Indians across the country, including those given to acting as apologists for Pakistan’s actions, saw the stark reality and venality of Pakistani behaviour, when the 70-year-old mother and the wife of Kulbhushan Jadhav were subject to humiliation, dishonour and distress, by the Pakistani military establishment.
While External Affairs Minister Sushma Swaraj graphically spelt out the outrage of the nation in her address to Parliament, attention should not be diverted from the implications of Pakistani behaviour. We are dealing with a military-dominated neighbour, whose army is still suffering the pain of humiliations it has suffered, by triggering conflicts in the past.
The judicial dimensions in the current situation will again attain salience when the International Court of Justice (ICJ) resumes hearings this month on the Jadhav case, filed by India. The court had held that consular access had to be given to Indian consular officials to meet Jadhav. Pakistan has held that consular access is not permitted in case of espionage and terrorism. India can reject this as Article 36 of the Vienna Convention on Consular Relations states that Indian consular officials have the “right” to visit any Indian “national”, “who is in prison, custody or detention,” in a foreign country.
Pakistan is clearly in violation of these provisions, which are meant to ensure that the person under trial is given a suitable defence. Jadhav has been subjected to a secret trial and India has not been given details of charges he faces. These facts and much more will no doubt emerge when court proceedings resume.

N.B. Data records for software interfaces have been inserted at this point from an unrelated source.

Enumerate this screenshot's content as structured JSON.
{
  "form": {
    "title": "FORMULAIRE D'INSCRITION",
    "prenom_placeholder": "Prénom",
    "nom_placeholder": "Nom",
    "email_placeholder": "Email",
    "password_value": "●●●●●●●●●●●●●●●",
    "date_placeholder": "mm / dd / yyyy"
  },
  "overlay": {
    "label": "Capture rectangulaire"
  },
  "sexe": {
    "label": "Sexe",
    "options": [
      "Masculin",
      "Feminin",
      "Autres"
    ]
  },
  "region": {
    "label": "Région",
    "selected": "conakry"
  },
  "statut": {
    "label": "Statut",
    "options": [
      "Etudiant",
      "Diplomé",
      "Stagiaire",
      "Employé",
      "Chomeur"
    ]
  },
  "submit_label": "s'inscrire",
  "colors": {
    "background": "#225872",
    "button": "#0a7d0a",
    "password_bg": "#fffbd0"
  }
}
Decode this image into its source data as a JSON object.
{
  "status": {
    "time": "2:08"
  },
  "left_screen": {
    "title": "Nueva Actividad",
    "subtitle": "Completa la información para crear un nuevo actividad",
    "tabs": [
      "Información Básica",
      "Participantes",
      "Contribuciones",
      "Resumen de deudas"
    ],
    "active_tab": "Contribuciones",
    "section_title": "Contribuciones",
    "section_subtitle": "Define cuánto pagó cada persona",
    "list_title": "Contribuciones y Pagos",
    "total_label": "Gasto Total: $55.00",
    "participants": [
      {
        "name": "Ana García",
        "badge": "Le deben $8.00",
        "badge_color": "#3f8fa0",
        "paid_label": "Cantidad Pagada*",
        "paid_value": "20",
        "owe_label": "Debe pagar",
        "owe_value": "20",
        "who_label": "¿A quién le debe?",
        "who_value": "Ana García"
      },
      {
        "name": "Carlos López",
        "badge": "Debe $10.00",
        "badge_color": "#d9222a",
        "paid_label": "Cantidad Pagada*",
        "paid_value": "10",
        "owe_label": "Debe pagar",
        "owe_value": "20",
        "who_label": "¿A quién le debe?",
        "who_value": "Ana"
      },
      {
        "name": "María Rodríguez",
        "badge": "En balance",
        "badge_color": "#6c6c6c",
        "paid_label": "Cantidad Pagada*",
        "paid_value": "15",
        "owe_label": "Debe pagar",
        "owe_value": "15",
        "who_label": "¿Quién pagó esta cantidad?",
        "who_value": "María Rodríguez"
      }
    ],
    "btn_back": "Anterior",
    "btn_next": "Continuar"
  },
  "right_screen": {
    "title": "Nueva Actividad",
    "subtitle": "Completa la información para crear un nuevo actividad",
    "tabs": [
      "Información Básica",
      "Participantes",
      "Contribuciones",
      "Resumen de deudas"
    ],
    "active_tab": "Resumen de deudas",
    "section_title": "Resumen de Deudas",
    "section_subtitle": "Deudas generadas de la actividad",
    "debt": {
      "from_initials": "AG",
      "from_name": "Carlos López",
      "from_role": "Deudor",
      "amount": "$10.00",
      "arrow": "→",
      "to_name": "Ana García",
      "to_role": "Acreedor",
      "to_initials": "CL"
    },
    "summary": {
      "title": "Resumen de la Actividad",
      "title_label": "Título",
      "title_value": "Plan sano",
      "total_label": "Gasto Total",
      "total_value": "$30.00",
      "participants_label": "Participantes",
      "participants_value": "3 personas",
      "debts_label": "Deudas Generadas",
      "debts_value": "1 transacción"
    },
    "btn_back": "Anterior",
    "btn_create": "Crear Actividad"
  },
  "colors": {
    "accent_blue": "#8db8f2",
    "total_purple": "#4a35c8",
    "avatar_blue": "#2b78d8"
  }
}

While Pakistan may defiantly challenge the jurisdiction of the court and reject its demands like it has rejected consular access to Jadhav, it will find itself guilty of violating international law—a reputation it can hardly absorb nonchalantly.
All this is occurring amidst growing political uncertainty in Pakistan, as it approaches general elections in mid-2018. The army is now sitting on the driver’s seat. Helped by the judiciary, it has got rid of Nawaz Sharif. The army’s aim is clearly to continue back seat driving by ensuring that a weak and fractious government emerges.
The army’s recent behaviour in the face of public demonstrations is revealing. When a large mob of well-equipped “Bareilvis” took over control of parts of Islamabad, the government asked the army to intervene. Army Chief General Bajwa instead asked the Prime Minister to avoid use of force. The crisis ended with an army Major General paying the demonstrators to disperse. The relatively peaceful “Bareilvis” have joined Pakistani “Deobandis”, many of who have been long-term allies of the ISI, in resorting to coercion and violence.
Even the army in Pakistan looks like a house divided. There is no love lost between General Bajwa and his predecessor General Raheel Shareef, who is now a Saudi protégé commanding a Riyadh-based “Islamic” army. To balance his predecessor’s pro-Saudi inclinations, Bajwa paid a visit to Iran, to pledge friendship to the Iranians. Raheel Shareef retaliated by getting the Saudis to invite the chairman of Pakistan’s Joint Chiefs of Staff Committee, General Zubair Mehmood Hayat, to Riyadh, to meet Crown Prince Mohammed bin Salman.
General Hayat heads Pakistan’s Nuclear Command Authority and is obviously sulking that he was overlooked for appointment as Army Chief by the appointment of Bajwa, who is junior to him. In these circumstances, it remains to be seen how Bajwa handles the Kulbhushan Jadhav case. With general elections scheduled later this year, Pakistan is going to continue living through tumultuous times.